- Councils should publish strategies recognising the value of parks in context of wider local objectives such as health and wellbeing
- Innovation and transition funding is needed to develop management models and funding sources required to sustain parks in some council areas
- There should be a mechanism for evaluating, benchmarking and sharing best practice from across the UK and internationally
Cllr Kim McGuinness, cabinet member for culture and communities at Newcastle City Council, said “The city council is delighted that HLF has made this funding award, which will help us to move forward with our plan to transform the way our parks are run. It’s also really good timing that this announcement is made as we are about embark on our wide ranging consultation with residents and park users in Newcastle about the future of parks.
“This parks engagement programme is a path finding project that will enable the City Council to work closely with residents, community groups and businesses to help shape the future of Newcastle’s parks. The State of UK Public Parks report rightly highlights the great difficulties we face in sustaining and prioritising our parks and green spaces in this climate of local authority budget cuts. We’re committed in Newcastle to moving with the times and modernising. This is a pioneering opportunity for the city as we seek to create a charitable trust model to run and protect our parks and ensure they remain in public ownership at a time when austerity has made our current operating model unsustainable.”
Newcastle City Council is working with the National Trust to deliver this project, drawing on its considerable expertise and experience of looking after special places for public benefit.
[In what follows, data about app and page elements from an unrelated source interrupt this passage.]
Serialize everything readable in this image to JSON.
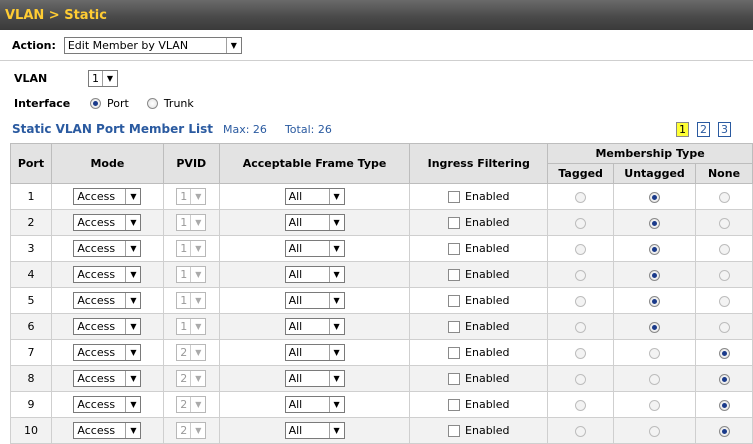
{
  "header": {
    "title": "VLAN > Static"
  },
  "action": {
    "label": "Action:",
    "value": "Edit Member by VLAN"
  },
  "vlan": {
    "label": "VLAN",
    "value": "1"
  },
  "interface": {
    "label": "Interface",
    "port_label": "Port",
    "trunk_label": "Trunk",
    "selected": "Port"
  },
  "list": {
    "title": "Static VLAN Port Member List",
    "max": "Max: 26",
    "total": "Total: 26",
    "pages": [
      "1",
      "2",
      "3"
    ],
    "current_page": "1"
  },
  "table": {
    "headers": {
      "port": "Port",
      "mode": "Mode",
      "pvid": "PVID",
      "frame": "Acceptable Frame Type",
      "ingress": "Ingress Filtering",
      "membership": "Membership Type",
      "tagged": "Tagged",
      "untagged": "Untagged",
      "none": "None"
    },
    "enabled_label": "Enabled",
    "rows": [
      {
        "port": "1",
        "mode": "Access",
        "pvid": "1",
        "frame": "All",
        "membership": "untagged"
      },
      {
        "port": "2",
        "mode": "Access",
        "pvid": "1",
        "frame": "All",
        "membership": "untagged"
      },
      {
        "port": "3",
        "mode": "Access",
        "pvid": "1",
        "frame": "All",
        "membership": "untagged"
      },
      {
        "port": "4",
        "mode": "Access",
        "pvid": "1",
        "frame": "All",
        "membership": "untagged"
      },
      {
        "port": "5",
        "mode": "Access",
        "pvid": "1",
        "frame": "All",
        "membership": "untagged"
      },
      {
        "port": "6",
        "mode": "Access",
        "pvid": "1",
        "frame": "All",
        "membership": "untagged"
      },
      {
        "port": "7",
        "mode": "Access",
        "pvid": "2",
        "frame": "All",
        "membership": "none"
      },
      {
        "port": "8",
        "mode": "Access",
        "pvid": "2",
        "frame": "All",
        "membership": "none"
      },
      {
        "port": "9",
        "mode": "Access",
        "pvid": "2",
        "frame": "All",
        "membership": "none"
      },
      {
        "port": "10",
        "mode": "Access",
        "pvid": "2",
        "frame": "All",
        "membership": "none"
      }
    ]
  }
}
HLF will require Newcastle City Council to share its findings so that other local authorities learn from this pioneering work.
Ros Kerslake, Chief Executive of HLF, said: “Having invested more than £850 million of National Lottery players’ money in ensuring over 850 of the UK’s historic parks are in good shape, we welcome the recommendations of this report which puts their future front and centre of strategic local priorities.
“Our State of UK Public Parks 2016 report revealed the immense financial pressures facing our public parks. But it also revealed just how important these spaces are to the health and well-being of local communities and they need to be protected. This National Lottery investment is giving Newcastle City Council the tools to explore a creative approach to securing its parks for everyone.”
The National Trust has invested a similar amount of funding into the programme as they work closely on an advisory level with the City Council.
Harry Bowell, National Trust Director for the North said: “This is a really exciting opportunity for Newcastle to safeguard its parks and greenspaces, and the many benefits they provide, forever, and we are delighted to be supporting the city and its communities on this trailblazing project.”
“We are lending our experience and skills to help ensure the proposals for the new independent charity are financially sustainable and also protect the wider benefits parks currently deliver to local communities.”
“This is an important moment for local people and business to get involved in shaping the future of the city’s parks. We would encourage people to feed into the council consultation.”
The money awarded by HLF will be used to: construct a business case and legal structure for the Trust to operate the Council’s parks and allotments; and if implemented, put the governance in place and deliver training to the new trustees, staff and volunteers.
Newcastle City Council wants views from local communities on the parks proposal. Its parks and greenspace engagement programme will start on February 13th and run through until 21st April 2017.